:: Supplied entries
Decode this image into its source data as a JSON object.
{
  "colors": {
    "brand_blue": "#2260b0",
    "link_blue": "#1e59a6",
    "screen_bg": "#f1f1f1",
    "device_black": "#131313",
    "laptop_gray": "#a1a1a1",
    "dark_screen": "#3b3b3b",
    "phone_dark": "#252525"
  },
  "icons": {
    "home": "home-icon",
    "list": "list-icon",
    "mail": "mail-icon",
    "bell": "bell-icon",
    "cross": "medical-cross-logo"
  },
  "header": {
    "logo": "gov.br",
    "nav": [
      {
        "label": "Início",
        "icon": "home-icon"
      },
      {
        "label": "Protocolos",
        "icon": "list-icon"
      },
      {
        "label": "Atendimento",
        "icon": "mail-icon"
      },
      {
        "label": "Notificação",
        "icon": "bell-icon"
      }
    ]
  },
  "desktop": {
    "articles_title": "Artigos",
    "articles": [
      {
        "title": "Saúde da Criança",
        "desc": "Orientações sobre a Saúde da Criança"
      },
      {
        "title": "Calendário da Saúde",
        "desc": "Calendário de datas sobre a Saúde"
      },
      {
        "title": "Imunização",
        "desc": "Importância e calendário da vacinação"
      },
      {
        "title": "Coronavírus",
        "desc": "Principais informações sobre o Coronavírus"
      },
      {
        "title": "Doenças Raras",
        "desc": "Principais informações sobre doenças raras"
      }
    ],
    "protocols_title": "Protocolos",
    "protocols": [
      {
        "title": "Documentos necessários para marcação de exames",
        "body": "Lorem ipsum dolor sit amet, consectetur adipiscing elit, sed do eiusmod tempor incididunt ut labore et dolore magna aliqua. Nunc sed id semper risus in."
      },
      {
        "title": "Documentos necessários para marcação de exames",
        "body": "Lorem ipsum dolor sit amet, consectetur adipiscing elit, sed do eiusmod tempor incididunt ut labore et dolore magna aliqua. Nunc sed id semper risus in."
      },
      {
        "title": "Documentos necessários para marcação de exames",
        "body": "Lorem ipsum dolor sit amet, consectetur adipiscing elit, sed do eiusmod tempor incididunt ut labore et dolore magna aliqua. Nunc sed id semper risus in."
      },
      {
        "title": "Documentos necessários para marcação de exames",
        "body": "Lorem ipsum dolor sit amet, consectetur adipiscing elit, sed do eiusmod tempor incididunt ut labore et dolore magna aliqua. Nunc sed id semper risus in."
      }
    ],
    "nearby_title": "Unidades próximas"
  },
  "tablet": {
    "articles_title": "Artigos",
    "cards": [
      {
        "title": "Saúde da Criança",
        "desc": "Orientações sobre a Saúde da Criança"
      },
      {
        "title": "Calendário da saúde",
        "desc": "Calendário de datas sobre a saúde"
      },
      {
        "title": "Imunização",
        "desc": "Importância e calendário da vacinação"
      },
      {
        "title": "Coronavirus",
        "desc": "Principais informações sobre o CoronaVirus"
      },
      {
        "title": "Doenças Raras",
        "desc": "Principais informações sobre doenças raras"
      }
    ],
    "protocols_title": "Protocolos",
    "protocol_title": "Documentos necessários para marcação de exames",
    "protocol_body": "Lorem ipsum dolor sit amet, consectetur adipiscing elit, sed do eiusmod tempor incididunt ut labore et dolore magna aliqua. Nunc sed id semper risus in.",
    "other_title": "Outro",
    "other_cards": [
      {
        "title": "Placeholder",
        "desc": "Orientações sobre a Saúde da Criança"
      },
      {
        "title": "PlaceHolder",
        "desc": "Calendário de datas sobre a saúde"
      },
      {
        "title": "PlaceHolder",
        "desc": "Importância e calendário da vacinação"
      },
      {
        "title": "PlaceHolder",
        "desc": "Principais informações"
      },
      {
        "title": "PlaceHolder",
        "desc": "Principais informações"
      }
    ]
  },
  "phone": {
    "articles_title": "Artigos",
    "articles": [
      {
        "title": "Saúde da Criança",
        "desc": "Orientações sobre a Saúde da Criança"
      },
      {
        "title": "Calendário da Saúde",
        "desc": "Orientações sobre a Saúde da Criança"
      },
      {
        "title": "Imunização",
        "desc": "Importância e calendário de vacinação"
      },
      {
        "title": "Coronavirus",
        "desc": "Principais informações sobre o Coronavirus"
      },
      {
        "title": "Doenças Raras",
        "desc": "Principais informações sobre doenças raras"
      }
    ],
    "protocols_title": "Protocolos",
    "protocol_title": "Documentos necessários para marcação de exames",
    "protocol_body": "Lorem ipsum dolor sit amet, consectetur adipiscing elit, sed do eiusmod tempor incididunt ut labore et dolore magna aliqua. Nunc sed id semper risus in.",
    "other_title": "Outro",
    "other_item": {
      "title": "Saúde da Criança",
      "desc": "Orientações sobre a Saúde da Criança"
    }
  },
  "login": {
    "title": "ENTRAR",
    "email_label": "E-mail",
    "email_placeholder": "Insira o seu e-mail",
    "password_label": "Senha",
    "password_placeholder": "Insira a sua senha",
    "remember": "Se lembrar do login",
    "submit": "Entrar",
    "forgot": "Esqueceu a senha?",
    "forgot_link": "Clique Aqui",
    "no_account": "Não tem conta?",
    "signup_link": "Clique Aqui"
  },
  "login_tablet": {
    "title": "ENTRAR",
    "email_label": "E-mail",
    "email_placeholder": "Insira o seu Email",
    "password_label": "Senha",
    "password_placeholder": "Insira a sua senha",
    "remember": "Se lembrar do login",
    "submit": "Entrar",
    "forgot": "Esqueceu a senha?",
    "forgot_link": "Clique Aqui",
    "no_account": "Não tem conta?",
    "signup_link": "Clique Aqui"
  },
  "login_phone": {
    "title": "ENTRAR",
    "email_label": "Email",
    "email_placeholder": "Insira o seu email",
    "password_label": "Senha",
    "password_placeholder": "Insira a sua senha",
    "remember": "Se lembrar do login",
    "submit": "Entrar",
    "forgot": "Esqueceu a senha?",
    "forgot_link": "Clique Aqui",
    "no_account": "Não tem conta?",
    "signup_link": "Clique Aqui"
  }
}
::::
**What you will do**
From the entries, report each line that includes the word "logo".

**Response area**
    "cross": "medical-cross-logo"
    "logo": "gov.br",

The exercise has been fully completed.